For computer software, “Buy” contains a licensing agreement. According to a 2012 study on tariff reductions on NAFTA, trade with the United States and Mexico increased by only 11% in Canada, compared to a 41% increase in the United States and 118% in Mexico. [63]:3 In addition, the United States and Mexico benefited more from the rate reduction, with an increase in social benefits of 0.08% and 1.31%, with Canada recording a decrease of 0.06%. [63]:4 Overall, NAFTA has not been devastating or transformative to the Canadian economy. Opponents of the 1988 free trade agreement warned that Canada would become a glorified 51st state. While this has not been done, Canada has also not closed the productivity gap with the United States.
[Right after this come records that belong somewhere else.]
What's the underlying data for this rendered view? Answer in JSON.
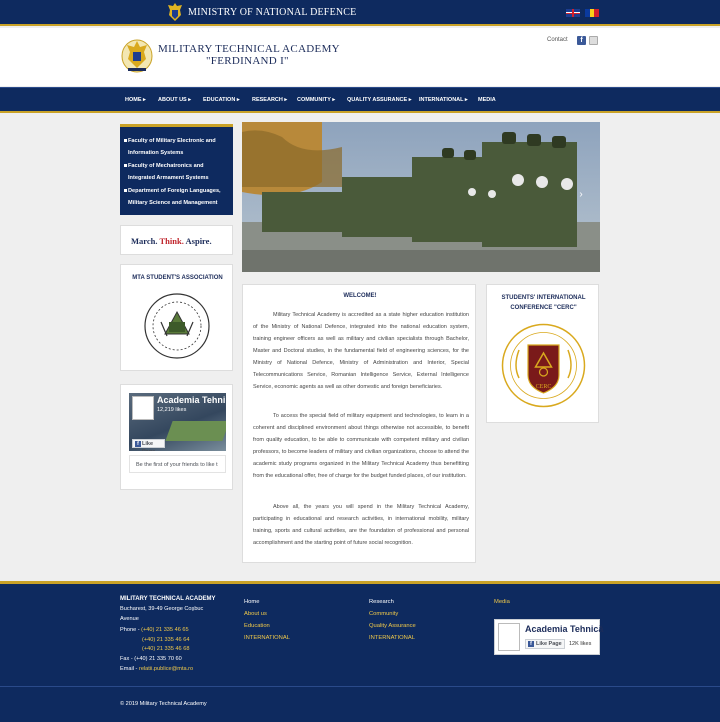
{
  "topbar": {
    "title": "MINISTRY OF NATIONAL DEFENCE",
    "flag_uk": "English",
    "flag_ro": "Romana"
  },
  "header": {
    "name_line1": "MILITARY TECHNICAL ACADEMY",
    "name_line2": "\"FERDINAND I\"",
    "contact": "Contact"
  },
  "nav": [
    "HOME ▸",
    "ABOUT US ▸",
    "EDUCATION ▸",
    "RESEARCH ▸",
    "COMMUNITY ▸",
    "QUALITY ASSURANCE ▸",
    "INTERNATIONAL ▸",
    "MEDIA"
  ],
  "faculties": [
    "Faculty of Military Electronic and Information Systems",
    "Faculty of Mechatronics and Integrated Armament Systems",
    "Department of Foreign Languages, Military Science and Management"
  ],
  "march": {
    "part1": "March.",
    "part2": "Think.",
    "part3": "Aspire."
  },
  "association": {
    "title": "MTA STUDENT'S ASSOCIATION"
  },
  "fb_widget": {
    "page_name": "Academia Tehni",
    "likes": "12,219 likes",
    "like_button": "Like Page",
    "friends_text": "Be the first of your friends to like t"
  },
  "welcome": {
    "title": "WELCOME!",
    "p1": "Military Technical Academy is accredited as a state higher education institution of the Ministry of National Defence, integrated into the national education system, training engineer officers as well as military and civilian specialists through Bachelor, Master and Doctoral studies, in the fundamental field of engineering sciences, for the Ministry of National Defence, Ministry of Administration and Interior, Special Telecommunications Service, Romanian Intelligence Service, External Intelligence Service, economic agents as well as other domestic and foreign beneficiaries.",
    "p2": "To access the special field of military equipment and technologies, to learn in a coherent and disciplined environment about things otherwise not accessible, to benefit from quality education, to be able to communicate with competent military and civilian professors, to become leaders of military and civilian organizations, choose to attend the academic study programs organized in the Military Technical Academy thus benefitting from the educational offer, free of charge for the budget funded places, of our institution.",
    "p3": "Above all, the years you will spend in the Military Technical Academy, participating in educational and research activities, in international mobility, military training, sports and cultural activities, are the foundation of professional and personal accomplishment and the starting point of future social recognition."
  },
  "conference": {
    "title": "STUDENTS' INTERNATIONAL CONFERENCE \"CERC\""
  },
  "footer": {
    "title": "MILITARY TECHNICAL ACADEMY",
    "address1": "Bucharest, 39-49 George Coşbuc",
    "address2": "Avenue",
    "phone_label": "Phone - ",
    "phone1": "(+40) 21 335 46 65",
    "phone2": "(+40) 21 335 46 64",
    "phone3": "(+40) 21 335 46 68",
    "fax": "Fax - (+40) 21 335 70 60",
    "email_label": "Email - ",
    "email": "relatii.publice@mta.ro",
    "col1": [
      "Home",
      "About us",
      "Education",
      "INTERNATIONAL"
    ],
    "col2": [
      "Research",
      "Community",
      "Quality Assurance",
      "INTERNATIONAL"
    ],
    "col3_title": "Media",
    "fb_name": "Academia Tehnică",
    "fb_like": "Like Page",
    "fb_likes": "12K likes",
    "copyright": "© 2019 Military Technical Academy"
  },
  "colors": {
    "navy": "#0e2a5f",
    "gold": "#c9a227",
    "link_yellow": "#f0c94a"
  }
}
According to the OECD, the country`s GDP per hour worked was 74% of U.S. GDP in 2012.

In July 2017, the Trump administration presented a detailed list of changes it wants to make to NAFTA. [131] The top priority was to reduce the U.S. trade deficit. [131] [132] The government has also called for the abolition of provisions allowing Canada and Mexico to challenge U.S. tariffs and impose import restrictions on the United States, Canada and Mexico. [131] The list also highlighted subsidized state-owned enterprises and monetary manipulation. [131] [133] According to Chad P. Bown (Senior Fellow at the Peterson Institute for International Economics), it is unlikely that a renegotiated NAFTA, which would restore trade barriers, would help workers who have lost their jobs, regardless of their cause, to use new employment opportunities.” [154] Note: NAFTA Schedule 1603.D.1 lists occupations whose members are eligible to facilitate entry into other countries. Only activities generally considered to be related to the practice of a profession may be carried out by a person who wishes to enter or remain temporarily in Canada to practice that profession.